Pharmacists who practice in an independent community pharmacy are significantly more satisfied with their work and far less likely to say that workload issues negatively impact the quality of patient care, compared to their counterparts in national chain and mass merchant settings, according to the first National Pharmacist Workforce Survey in five years.
The survey was prepared by the Midwest Pharmacy Workforce Research Consortium and posted online at the American Association of Colleges of Pharmacy website. There, both the executive summary and the full survey results are available. This is the second of two blog posts examining the survey; to read the first blog post click here.
Independent community pharmacists and their patients may be interested in the following findings:
- Seventy-five percent of pharmacists in independent community pharmacy settings expressed satisfaction with their jobs, compared to 46 percent in chains and 49 percent in mass merchandisers. Compared to the 2000 survey results, the independent pharmacists’ job satisfaction essentially held steady, whereas that of pharmacists in the other two settings mentioned above declined markedly, from 59 and 61 percent, respectively, to their current levels.
- Approximately half of pharmacists in chain (46 percent) and mass merchant (51 percent) settings reported that their current pharmacy workload had a “negative” or “very negative” impact on the quality of care provided to patients.
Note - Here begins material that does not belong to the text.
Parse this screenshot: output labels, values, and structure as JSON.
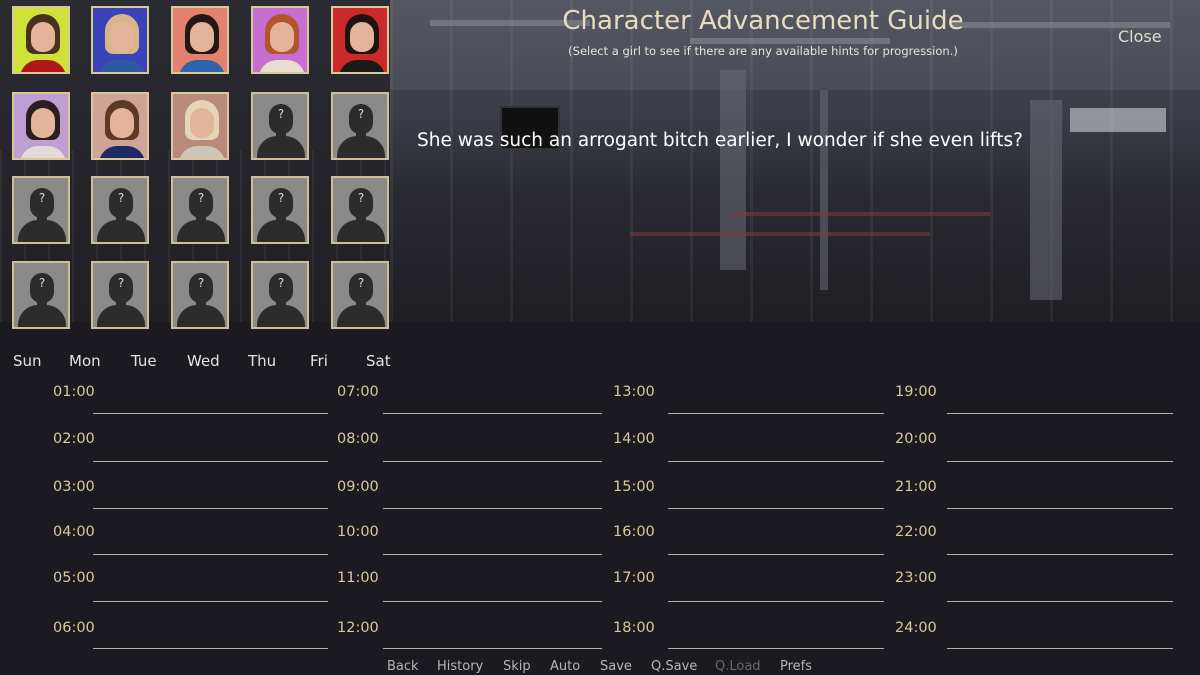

Only 13 percent of independent pharmacists agreed with that statement.
- In terms of job stress, some independent community pharmacists (38 percent) cited “doing excessive paperwork” as a problem; whereas a majority of pharmacists in chain and mass merchant settings said “having to meet quotas” and “not being staffed with an adequate number of technicians” were both sources of high levels of stress.
Of course pharmacists in settings outside of independent pharmacies are committed to helping their patients. But these numbers do speak to the differences between practice environments and the advantages of independent community pharmacies.
More broadly, the survey’s organizers noted that the findings “suggest that we are living in dynamic times as a health profession”; that “more pharmacists are reporting their pharmacies are providing direct patient care services”; and that “Pharmacists in 2014 have the highest level of commitment to the profession seen in the past 15 years. The increase in services and new roles has led to more job stress and dissatisfaction for pharmacy practitioners.”